* **Available data**:
_ _ _ _ _

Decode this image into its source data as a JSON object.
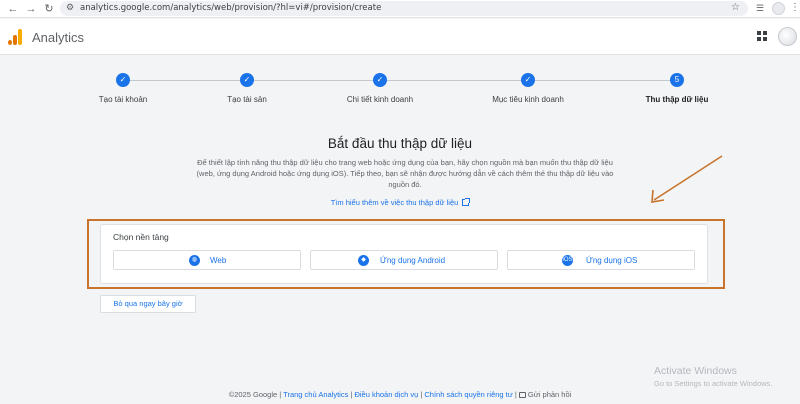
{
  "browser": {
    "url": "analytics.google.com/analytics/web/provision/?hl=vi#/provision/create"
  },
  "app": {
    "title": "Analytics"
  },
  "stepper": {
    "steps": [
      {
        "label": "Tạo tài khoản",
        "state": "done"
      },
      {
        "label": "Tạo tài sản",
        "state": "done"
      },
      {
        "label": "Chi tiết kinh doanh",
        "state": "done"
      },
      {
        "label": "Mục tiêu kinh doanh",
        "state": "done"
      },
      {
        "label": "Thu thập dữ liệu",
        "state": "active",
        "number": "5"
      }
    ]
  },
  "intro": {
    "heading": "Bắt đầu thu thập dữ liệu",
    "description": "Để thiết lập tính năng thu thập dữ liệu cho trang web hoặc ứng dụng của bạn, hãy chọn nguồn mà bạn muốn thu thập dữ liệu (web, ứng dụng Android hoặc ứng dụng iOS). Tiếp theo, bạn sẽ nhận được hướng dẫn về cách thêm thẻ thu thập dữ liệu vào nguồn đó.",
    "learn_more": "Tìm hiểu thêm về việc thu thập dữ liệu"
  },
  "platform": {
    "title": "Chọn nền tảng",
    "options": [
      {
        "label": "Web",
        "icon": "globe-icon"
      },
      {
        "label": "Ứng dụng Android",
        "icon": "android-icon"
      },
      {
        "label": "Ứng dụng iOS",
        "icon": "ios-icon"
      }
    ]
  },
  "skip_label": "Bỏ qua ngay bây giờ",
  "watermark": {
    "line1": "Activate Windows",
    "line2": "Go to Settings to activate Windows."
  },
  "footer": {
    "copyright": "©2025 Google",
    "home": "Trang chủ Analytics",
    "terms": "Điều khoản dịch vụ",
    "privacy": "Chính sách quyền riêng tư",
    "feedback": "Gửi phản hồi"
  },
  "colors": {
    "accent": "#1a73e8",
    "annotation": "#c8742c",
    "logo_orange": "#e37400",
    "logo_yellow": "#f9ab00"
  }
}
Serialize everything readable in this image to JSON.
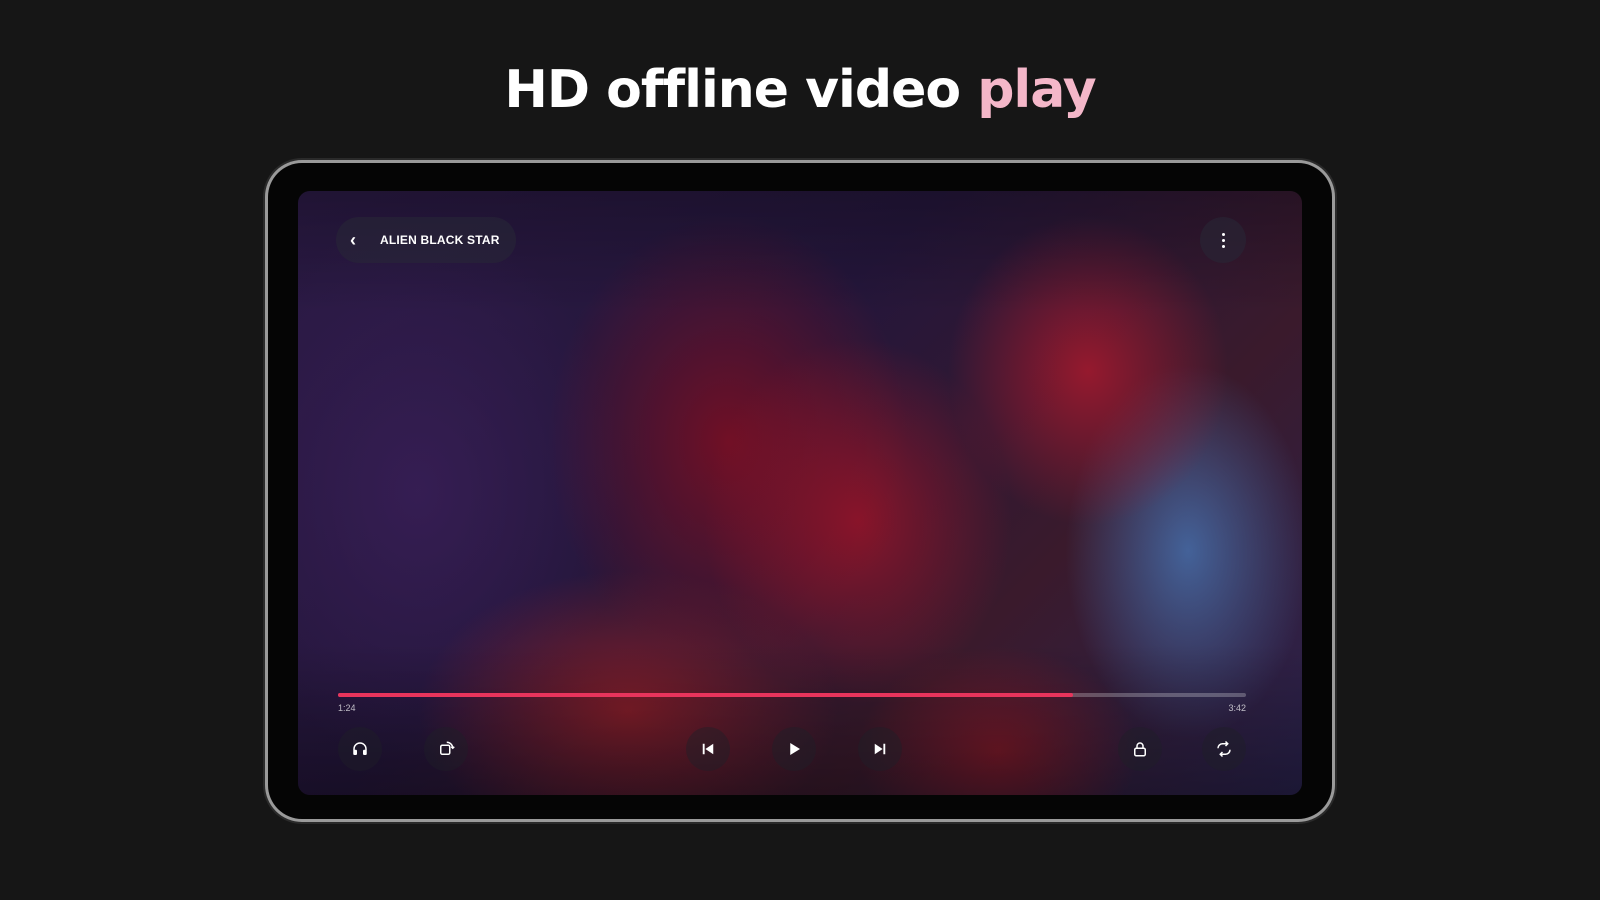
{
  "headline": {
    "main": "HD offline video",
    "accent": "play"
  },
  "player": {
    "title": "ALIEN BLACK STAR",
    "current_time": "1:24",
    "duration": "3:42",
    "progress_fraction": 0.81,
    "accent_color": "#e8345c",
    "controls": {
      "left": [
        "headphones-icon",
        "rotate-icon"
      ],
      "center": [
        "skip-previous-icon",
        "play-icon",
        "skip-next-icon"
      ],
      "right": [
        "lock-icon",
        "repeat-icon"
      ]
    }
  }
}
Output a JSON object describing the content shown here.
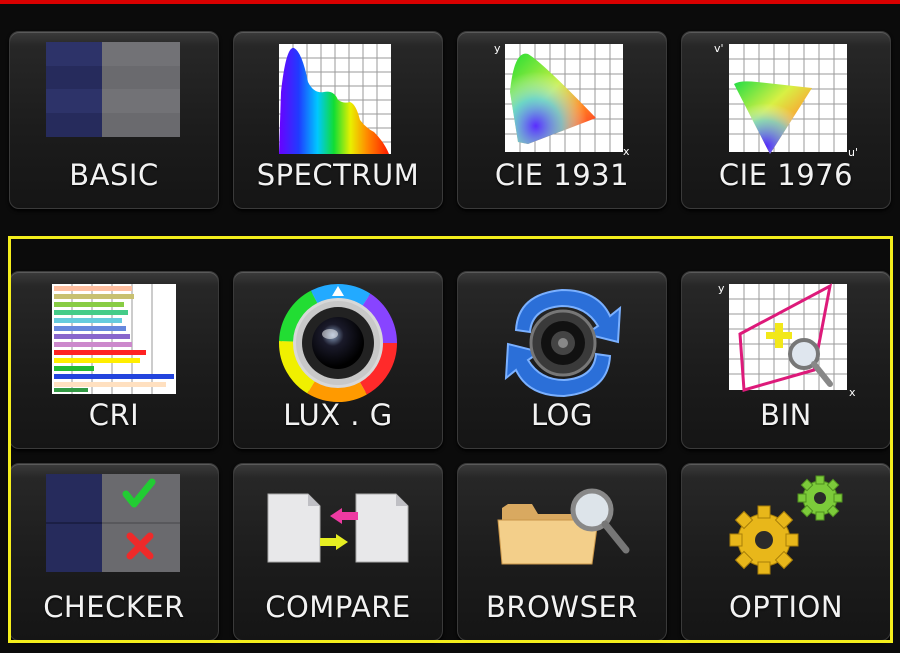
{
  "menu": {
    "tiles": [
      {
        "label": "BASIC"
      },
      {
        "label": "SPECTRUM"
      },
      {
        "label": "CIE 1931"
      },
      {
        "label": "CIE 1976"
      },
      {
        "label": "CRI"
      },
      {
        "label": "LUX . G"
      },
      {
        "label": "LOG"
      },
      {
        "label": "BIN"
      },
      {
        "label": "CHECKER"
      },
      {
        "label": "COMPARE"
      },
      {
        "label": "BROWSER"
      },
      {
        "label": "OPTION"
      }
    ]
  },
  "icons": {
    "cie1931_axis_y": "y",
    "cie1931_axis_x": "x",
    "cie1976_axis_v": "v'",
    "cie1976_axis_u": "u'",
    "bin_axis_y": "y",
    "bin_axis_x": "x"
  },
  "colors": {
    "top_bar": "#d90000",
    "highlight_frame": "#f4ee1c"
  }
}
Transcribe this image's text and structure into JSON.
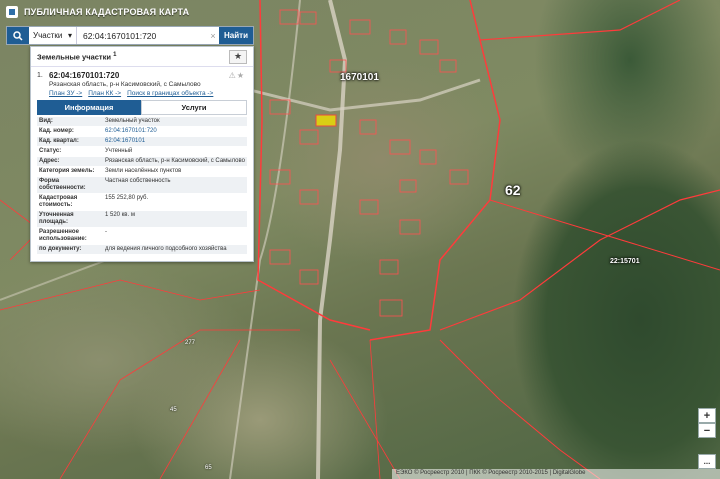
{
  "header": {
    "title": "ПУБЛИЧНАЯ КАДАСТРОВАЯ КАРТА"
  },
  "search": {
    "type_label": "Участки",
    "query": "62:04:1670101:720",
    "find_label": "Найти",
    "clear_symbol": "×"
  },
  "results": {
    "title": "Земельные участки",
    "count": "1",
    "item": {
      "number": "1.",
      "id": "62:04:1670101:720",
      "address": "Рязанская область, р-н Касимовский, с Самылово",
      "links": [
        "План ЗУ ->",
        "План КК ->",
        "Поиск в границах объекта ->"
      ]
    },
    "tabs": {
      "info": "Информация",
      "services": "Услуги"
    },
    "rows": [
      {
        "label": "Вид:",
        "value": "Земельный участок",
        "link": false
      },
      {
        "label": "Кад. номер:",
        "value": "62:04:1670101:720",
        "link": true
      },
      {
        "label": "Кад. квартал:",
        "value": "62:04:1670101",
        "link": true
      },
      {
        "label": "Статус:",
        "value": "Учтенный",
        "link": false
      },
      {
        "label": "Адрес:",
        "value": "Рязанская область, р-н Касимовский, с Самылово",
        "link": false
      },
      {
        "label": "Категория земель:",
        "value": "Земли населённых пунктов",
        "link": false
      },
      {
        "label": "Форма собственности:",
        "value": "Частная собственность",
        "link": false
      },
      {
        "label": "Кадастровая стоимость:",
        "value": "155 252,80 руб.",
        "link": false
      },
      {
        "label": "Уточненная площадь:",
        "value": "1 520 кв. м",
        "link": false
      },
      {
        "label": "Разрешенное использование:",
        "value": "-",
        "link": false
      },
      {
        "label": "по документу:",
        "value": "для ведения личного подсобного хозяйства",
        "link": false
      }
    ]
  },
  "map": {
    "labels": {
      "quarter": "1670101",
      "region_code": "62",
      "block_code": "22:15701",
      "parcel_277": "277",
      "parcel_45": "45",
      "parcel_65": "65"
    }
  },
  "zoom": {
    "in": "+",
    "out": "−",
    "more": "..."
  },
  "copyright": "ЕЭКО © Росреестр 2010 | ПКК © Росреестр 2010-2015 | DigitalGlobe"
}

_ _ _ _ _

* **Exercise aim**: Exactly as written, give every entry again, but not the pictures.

* **Your solution**:
Decode this image into its source data as a JSON object.
{
  "browser": {
    "url": "analytics.google.com/analytics/web/provision/?hl=vi#/provision/create"
  },
  "app": {
    "title": "Analytics"
  },
  "stepper": {
    "steps": [
      {
        "label": "Tạo tài khoản",
        "state": "done"
      },
      {
        "label": "Tạo tài sản",
        "state": "done"
      },
      {
        "label": "Chi tiết kinh doanh",
        "state": "done"
      },
      {
        "label": "Mục tiêu kinh doanh",
        "state": "done"
      },
      {
        "label": "Thu thập dữ liệu",
        "state": "active",
        "number": "5"
      }
    ]
  },
  "intro": {
    "heading": "Bắt đầu thu thập dữ liệu",
    "description": "Để thiết lập tính năng thu thập dữ liệu cho trang web hoặc ứng dụng của bạn, hãy chọn nguồn mà bạn muốn thu thập dữ liệu (web, ứng dụng Android hoặc ứng dụng iOS). Tiếp theo, bạn sẽ nhận được hướng dẫn về cách thêm thẻ thu thập dữ liệu vào nguồn đó.",
    "learn_more": "Tìm hiểu thêm về việc thu thập dữ liệu"
  },
  "platform": {
    "title": "Chọn nền tảng",
    "options": [
      {
        "label": "Web",
        "icon": "globe-icon"
      },
      {
        "label": "Ứng dụng Android",
        "icon": "android-icon"
      },
      {
        "label": "Ứng dụng iOS",
        "icon": "ios-icon"
      }
    ]
  },
  "skip_label": "Bỏ qua ngay bây giờ",
  "watermark": {
    "line1": "Activate Windows",
    "line2": "Go to Settings to activate Windows."
  },
  "footer": {
    "copyright": "©2025 Google",
    "home": "Trang chủ Analytics",
    "terms": "Điều khoản dịch vụ",
    "privacy": "Chính sách quyền riêng tư",
    "feedback": "Gửi phản hồi"
  },
  "colors": {
    "accent": "#1a73e8",
    "annotation": "#c8742c",
    "logo_orange": "#e37400",
    "logo_yellow": "#f9ab00"
  }
}
Serialize everything readable in this image to JSON.
{
  "headline": {
    "main": "HD offline video",
    "accent": "play"
  },
  "player": {
    "title": "ALIEN BLACK STAR",
    "current_time": "1:24",
    "duration": "3:42",
    "progress_fraction": 0.81,
    "accent_color": "#e8345c",
    "controls": {
      "left": [
        "headphones-icon",
        "rotate-icon"
      ],
      "center": [
        "skip-previous-icon",
        "play-icon",
        "skip-next-icon"
      ],
      "right": [
        "lock-icon",
        "repeat-icon"
      ]
    }
  }
}
Output a JSON object describing the content shown here.
{
  "menu": {
    "tiles": [
      {
        "label": "BASIC"
      },
      {
        "label": "SPECTRUM"
      },
      {
        "label": "CIE 1931"
      },
      {
        "label": "CIE 1976"
      },
      {
        "label": "CRI"
      },
      {
        "label": "LUX . G"
      },
      {
        "label": "LOG"
      },
      {
        "label": "BIN"
      },
      {
        "label": "CHECKER"
      },
      {
        "label": "COMPARE"
      },
      {
        "label": "BROWSER"
      },
      {
        "label": "OPTION"
      }
    ]
  },
  "icons": {
    "cie1931_axis_y": "y",
    "cie1931_axis_x": "x",
    "cie1976_axis_v": "v'",
    "cie1976_axis_u": "u'",
    "bin_axis_y": "y",
    "bin_axis_x": "x"
  },
  "colors": {
    "top_bar": "#d90000",
    "highlight_frame": "#f4ee1c"
  }
}
Transcribe this image's text and structure into JSON.
{
  "header": {
    "title": "ПУБЛИЧНАЯ КАДАСТРОВАЯ КАРТА"
  },
  "search": {
    "type_label": "Участки",
    "query": "62:04:1670101:720",
    "find_label": "Найти",
    "clear_symbol": "×"
  },
  "results": {
    "title": "Земельные участки",
    "count": "1",
    "item": {
      "number": "1.",
      "id": "62:04:1670101:720",
      "address": "Рязанская область, р-н Касимовский, с Самылово",
      "links": [
        "План ЗУ ->",
        "План КК ->",
        "Поиск в границах объекта ->"
      ]
    },
    "tabs": {
      "info": "Информация",
      "services": "Услуги"
    },
    "rows": [
      {
        "label": "Вид:",
        "value": "Земельный участок",
        "link": false
      },
      {
        "label": "Кад. номер:",
        "value": "62:04:1670101:720",
        "link": true
      },
      {
        "label": "Кад. квартал:",
        "value": "62:04:1670101",
        "link": true
      },
      {
        "label": "Статус:",
        "value": "Учтенный",
        "link": false
      },
      {
        "label": "Адрес:",
        "value": "Рязанская область, р-н Касимовский, с Самылово",
        "link": false
      },
      {
        "label": "Категория земель:",
        "value": "Земли населённых пунктов",
        "link": false
      },
      {
        "label": "Форма собственности:",
        "value": "Частная собственность",
        "link": false
      },
      {
        "label": "Кадастровая стоимость:",
        "value": "155 252,80 руб.",
        "link": false
      },
      {
        "label": "Уточненная площадь:",
        "value": "1 520 кв. м",
        "link": false
      },
      {
        "label": "Разрешенное использование:",
        "value": "-",
        "link": false
      },
      {
        "label": "по документу:",
        "value": "для ведения личного подсобного хозяйства",
        "link": false
      }
    ]
  },
  "map": {
    "labels": {
      "quarter": "1670101",
      "region_code": "62",
      "block_code": "22:15701",
      "parcel_277": "277",
      "parcel_45": "45",
      "parcel_65": "65"
    }
  },
  "zoom": {
    "in": "+",
    "out": "−",
    "more": "..."
  },
  "copyright": "ЕЭКО © Росреестр 2010 | ПКК © Росреестр 2010-2015 | DigitalGlobe"
}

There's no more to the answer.